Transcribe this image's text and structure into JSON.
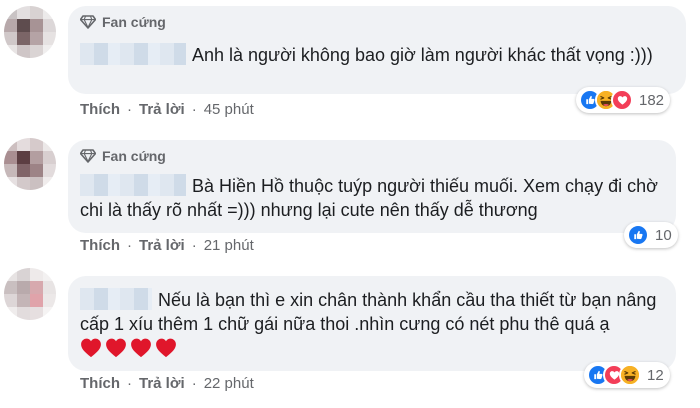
{
  "colors": {
    "like": "#1877f2",
    "love": "#f33e58",
    "haha": "#f7b125",
    "bubble": "#f0f2f5",
    "meta": "#65676b"
  },
  "comments": [
    {
      "badge": "Fan cứng",
      "badge_icon": "diamond-icon",
      "text": "Anh là người không bao giờ làm người khác thất vọng :)))",
      "like_label": "Thích",
      "reply_label": "Trả lời",
      "separator": "·",
      "time": "45 phút",
      "reactions": [
        "like",
        "haha",
        "love"
      ],
      "reaction_count": "182"
    },
    {
      "badge": "Fan cứng",
      "badge_icon": "diamond-icon",
      "text": "Bà Hiền Hồ thuộc tuýp người thiếu muối. Xem chạy đi chờ chi là thấy rõ nhất =))) nhưng lại cute nên thấy dễ thương",
      "like_label": "Thích",
      "reply_label": "Trả lời",
      "separator": "·",
      "time": "21 phút",
      "reactions": [
        "like"
      ],
      "reaction_count": "10"
    },
    {
      "text": "Nếu là bạn thì e xin chân thành khẩn cầu tha thiết từ bạn nâng cấp 1 xíu thêm 1 chữ gái nữa thoi .nhìn cưng có nét phu thê quá ạ",
      "emoji": "❤️❤️❤️❤️",
      "like_label": "Thích",
      "reply_label": "Trả lời",
      "separator": "·",
      "time": "22 phút",
      "reactions": [
        "like",
        "love",
        "haha"
      ],
      "reaction_count": "12"
    }
  ]
}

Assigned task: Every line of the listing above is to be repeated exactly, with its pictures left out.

Finished task:
Transcribe this image's text and structure into JSON.
{
  "colors": {
    "like": "#1877f2",
    "love": "#f33e58",
    "haha": "#f7b125",
    "bubble": "#f0f2f5",
    "meta": "#65676b"
  },
  "comments": [
    {
      "badge": "Fan cứng",
      "badge_icon": "diamond-icon",
      "text": "Anh là người không bao giờ làm người khác thất vọng :)))",
      "like_label": "Thích",
      "reply_label": "Trả lời",
      "separator": "·",
      "time": "45 phút",
      "reactions": [
        "like",
        "haha",
        "love"
      ],
      "reaction_count": "182"
    },
    {
      "badge": "Fan cứng",
      "badge_icon": "diamond-icon",
      "text": "Bà Hiền Hồ thuộc tuýp người thiếu muối. Xem chạy đi chờ chi là thấy rõ nhất =))) nhưng lại cute nên thấy dễ thương",
      "like_label": "Thích",
      "reply_label": "Trả lời",
      "separator": "·",
      "time": "21 phút",
      "reactions": [
        "like"
      ],
      "reaction_count": "10"
    },
    {
      "text": "Nếu là bạn thì e xin chân thành khẩn cầu tha thiết từ bạn nâng cấp 1 xíu thêm 1 chữ gái nữa thoi .nhìn cưng có nét phu thê quá ạ",
      "emoji": "❤️❤️❤️❤️",
      "like_label": "Thích",
      "reply_label": "Trả lời",
      "separator": "·",
      "time": "22 phút",
      "reactions": [
        "like",
        "love",
        "haha"
      ],
      "reaction_count": "12"
    }
  ]
}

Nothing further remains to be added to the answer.